Among the records, which lines hold the word "icon"? Pick them out.

## Information supplied
···

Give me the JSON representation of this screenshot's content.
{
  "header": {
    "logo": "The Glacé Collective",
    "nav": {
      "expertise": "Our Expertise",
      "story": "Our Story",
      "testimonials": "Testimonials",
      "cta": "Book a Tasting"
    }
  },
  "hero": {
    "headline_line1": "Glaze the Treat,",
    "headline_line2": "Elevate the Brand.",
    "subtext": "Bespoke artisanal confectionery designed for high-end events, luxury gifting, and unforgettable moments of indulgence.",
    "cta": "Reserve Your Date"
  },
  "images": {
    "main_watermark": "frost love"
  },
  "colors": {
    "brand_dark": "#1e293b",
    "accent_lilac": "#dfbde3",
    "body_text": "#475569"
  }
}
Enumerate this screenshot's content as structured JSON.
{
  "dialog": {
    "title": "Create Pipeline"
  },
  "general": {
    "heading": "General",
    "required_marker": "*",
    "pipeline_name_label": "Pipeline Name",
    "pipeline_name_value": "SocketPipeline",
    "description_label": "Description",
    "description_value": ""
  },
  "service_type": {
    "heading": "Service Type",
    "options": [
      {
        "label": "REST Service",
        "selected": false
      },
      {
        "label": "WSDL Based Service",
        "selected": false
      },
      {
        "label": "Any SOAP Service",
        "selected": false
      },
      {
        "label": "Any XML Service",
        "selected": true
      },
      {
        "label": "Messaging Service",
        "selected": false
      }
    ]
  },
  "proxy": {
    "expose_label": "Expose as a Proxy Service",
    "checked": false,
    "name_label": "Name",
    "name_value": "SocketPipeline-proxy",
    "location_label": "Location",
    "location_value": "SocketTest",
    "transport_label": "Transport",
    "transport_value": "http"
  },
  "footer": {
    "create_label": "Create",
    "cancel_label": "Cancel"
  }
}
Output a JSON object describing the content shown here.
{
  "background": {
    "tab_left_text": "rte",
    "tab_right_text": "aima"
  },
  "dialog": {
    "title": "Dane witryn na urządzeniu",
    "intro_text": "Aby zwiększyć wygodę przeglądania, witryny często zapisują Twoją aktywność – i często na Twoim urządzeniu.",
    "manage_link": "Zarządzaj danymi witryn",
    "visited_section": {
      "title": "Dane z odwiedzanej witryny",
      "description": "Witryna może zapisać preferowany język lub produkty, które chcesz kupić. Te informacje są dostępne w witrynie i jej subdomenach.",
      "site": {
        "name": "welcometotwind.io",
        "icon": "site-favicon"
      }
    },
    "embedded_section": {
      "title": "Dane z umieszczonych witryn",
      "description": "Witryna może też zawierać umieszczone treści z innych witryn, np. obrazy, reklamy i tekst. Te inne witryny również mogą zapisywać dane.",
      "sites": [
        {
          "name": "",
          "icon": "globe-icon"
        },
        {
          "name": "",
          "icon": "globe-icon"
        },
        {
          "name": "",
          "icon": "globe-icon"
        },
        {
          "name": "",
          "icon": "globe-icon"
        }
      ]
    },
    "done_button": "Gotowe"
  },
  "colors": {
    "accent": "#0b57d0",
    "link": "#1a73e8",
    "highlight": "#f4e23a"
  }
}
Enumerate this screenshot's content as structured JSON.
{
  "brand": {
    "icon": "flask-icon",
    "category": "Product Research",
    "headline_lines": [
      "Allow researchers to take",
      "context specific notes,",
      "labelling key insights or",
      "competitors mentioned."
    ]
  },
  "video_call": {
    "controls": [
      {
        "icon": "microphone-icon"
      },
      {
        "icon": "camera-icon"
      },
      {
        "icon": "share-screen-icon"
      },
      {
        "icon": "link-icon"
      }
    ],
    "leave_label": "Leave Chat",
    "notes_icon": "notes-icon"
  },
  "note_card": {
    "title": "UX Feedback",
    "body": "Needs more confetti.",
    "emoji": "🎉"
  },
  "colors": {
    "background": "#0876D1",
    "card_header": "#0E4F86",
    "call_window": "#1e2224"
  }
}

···

## Output for this task
        "icon": "site-favicon"
          "icon": "globe-icon"
          "icon": "globe-icon"
          "icon": "globe-icon"
          "icon": "globe-icon"
    "icon": "flask-icon",
        "icon": "microphone-icon"
        "icon": "camera-icon"
        "icon": "share-screen-icon"
        "icon": "link-icon"
    "notes_icon": "notes-icon"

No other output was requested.